There are so many pronouncements and jokes and wild, thundering feelings in Between Riverside and Crazy that you may not think about the poetry until you leave the theatre and catch your breath.
The latest from Stephen Adly Guirgis, now in its world premiere at Atlantic Theater Company, the play follows Pops (Stephen McKinley Henderson), a recently widowed police officer who's suing the department, trying to motivate his ex-convict son, and nursing a drink any chance he can get. Life hasn't licked him, though, and eventually, he starts shedding the memories, the people, and the dark private thoughts that have pinned him down.
We especially feel his fire when he speaks. Whether he's scolding his son Junior (Ray Anthony Thomas), telling cop stories, or just making a salty observation about church ladies who eat too much, he delivers beautifully sculpted speeches. Yes, they're peppered with curse words and slang, but their artistry is easy to hear.

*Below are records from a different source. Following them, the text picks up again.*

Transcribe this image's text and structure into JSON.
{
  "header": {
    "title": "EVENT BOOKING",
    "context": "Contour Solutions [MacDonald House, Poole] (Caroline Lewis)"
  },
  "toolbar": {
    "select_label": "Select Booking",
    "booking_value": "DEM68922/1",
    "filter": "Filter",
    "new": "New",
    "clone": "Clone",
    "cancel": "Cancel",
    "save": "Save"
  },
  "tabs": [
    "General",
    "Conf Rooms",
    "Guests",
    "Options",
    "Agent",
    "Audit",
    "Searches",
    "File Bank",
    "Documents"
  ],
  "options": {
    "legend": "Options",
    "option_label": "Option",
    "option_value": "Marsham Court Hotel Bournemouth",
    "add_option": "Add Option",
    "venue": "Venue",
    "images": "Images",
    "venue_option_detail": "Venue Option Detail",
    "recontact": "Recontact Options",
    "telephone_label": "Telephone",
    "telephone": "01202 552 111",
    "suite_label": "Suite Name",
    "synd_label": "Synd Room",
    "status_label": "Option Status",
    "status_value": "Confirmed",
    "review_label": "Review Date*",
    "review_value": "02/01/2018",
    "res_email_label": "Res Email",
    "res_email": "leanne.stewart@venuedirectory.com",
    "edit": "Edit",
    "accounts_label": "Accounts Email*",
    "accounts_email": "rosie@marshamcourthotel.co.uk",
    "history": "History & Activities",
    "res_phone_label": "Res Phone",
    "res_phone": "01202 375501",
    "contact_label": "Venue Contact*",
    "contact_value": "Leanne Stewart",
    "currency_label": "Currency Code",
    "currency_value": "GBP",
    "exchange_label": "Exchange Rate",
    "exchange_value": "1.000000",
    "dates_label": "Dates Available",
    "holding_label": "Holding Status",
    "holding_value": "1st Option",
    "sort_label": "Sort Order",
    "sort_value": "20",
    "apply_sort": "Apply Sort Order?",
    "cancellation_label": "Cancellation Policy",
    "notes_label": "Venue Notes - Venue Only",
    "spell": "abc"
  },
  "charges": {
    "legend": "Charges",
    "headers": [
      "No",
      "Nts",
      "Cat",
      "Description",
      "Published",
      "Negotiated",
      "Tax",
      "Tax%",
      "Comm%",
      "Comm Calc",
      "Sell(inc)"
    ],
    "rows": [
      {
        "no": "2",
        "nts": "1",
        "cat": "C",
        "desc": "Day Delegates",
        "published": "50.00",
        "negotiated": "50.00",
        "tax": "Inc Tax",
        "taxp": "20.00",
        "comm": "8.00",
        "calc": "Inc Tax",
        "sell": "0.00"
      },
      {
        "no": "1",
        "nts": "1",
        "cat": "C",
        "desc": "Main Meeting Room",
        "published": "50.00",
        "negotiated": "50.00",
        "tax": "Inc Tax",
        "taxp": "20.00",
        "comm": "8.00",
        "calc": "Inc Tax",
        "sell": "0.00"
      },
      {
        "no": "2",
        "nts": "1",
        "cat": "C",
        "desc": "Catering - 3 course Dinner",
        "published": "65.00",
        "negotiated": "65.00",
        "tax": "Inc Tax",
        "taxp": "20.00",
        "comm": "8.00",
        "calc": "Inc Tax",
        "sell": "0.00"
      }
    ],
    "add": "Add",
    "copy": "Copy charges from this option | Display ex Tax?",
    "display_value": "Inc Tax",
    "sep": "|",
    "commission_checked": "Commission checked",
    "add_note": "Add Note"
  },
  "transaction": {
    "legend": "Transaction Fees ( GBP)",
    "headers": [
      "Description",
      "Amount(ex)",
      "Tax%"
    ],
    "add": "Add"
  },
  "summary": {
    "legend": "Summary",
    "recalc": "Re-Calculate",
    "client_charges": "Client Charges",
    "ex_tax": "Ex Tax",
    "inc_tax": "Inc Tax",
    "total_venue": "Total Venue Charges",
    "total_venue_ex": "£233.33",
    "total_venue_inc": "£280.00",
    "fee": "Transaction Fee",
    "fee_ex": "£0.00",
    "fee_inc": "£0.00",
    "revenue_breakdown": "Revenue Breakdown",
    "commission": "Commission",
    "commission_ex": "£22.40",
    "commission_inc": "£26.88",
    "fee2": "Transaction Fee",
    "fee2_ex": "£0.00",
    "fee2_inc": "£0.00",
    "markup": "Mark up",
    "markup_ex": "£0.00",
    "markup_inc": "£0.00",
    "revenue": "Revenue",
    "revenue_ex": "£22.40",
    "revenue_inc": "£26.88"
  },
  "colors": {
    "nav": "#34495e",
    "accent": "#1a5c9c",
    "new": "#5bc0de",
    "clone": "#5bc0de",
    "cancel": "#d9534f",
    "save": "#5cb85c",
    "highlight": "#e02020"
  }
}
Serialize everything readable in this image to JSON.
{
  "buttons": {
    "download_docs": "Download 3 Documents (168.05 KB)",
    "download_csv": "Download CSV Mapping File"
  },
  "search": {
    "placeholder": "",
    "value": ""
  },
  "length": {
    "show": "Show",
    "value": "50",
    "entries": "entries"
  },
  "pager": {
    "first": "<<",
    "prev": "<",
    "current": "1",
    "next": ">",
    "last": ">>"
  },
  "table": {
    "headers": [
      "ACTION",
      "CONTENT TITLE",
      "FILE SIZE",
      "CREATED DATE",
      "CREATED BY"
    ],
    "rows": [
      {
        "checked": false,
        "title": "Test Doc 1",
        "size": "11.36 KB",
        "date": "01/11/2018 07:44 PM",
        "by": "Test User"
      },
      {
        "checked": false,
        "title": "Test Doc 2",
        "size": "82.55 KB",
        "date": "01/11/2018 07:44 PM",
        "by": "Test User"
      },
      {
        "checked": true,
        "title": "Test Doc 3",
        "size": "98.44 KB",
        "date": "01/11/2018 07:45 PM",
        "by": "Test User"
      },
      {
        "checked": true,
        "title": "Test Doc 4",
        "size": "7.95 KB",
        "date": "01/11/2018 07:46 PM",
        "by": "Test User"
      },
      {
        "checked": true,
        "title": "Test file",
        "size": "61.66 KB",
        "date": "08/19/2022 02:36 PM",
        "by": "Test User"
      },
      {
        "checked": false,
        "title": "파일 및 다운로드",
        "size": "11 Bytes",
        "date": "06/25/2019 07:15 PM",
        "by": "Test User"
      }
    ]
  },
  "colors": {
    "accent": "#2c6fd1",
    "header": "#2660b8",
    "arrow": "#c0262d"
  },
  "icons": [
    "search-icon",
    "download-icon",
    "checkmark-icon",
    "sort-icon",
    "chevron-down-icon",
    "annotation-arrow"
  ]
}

It's like that with all the characters. Guirgis, whose earlier plays include The Last Days of Judas Iscariot and The Motherf---er With the Hat, is well known for giving powerful voices to even the most disenfranchised people.
"The characters live in a poetic place, even though they're not poets," says Thomas. "The way they express their lives is almost musical, and when we were in rehearsal, all of us were just trying to find that common musical language."
Thomas draws a comparison between Guirgis and August Wilson, whose plays he's appeared in several times. "They both have this ear for the language of the people they're writing about," he says. "You don't have to layer it with anything, really. You just have to pull stuff out."
Crucially, though, Between Riverside and Crazy isn't only a poetic play. It's also filled with realistic details about the characters and their world. Junior, for instance, has a clear picture of what he wants his life to become. But at the same time, he has a long history of resentment toward his dad and a lingering promise to his dead mother that keeps him from moving on.
For Thomas, this storytelling makes Guirgis an actor's playwright. "You can make choices [with his script], and you don't have to second guess them," he says. "He's very specific. A scene is exactly about this. A character thinks this way or reacts this way to this situation. A lot of playwrights write it and throw it in a room, and they'll say, 'Oh, I wrote that? It works like that? Gee, I didn't know!' But he knows exactly what's going down. So there's no doubt in my mind what I need to bring to a scene."
Mark Blankenship is TDF's online content editor
Photo by Kevin Thomas Garcia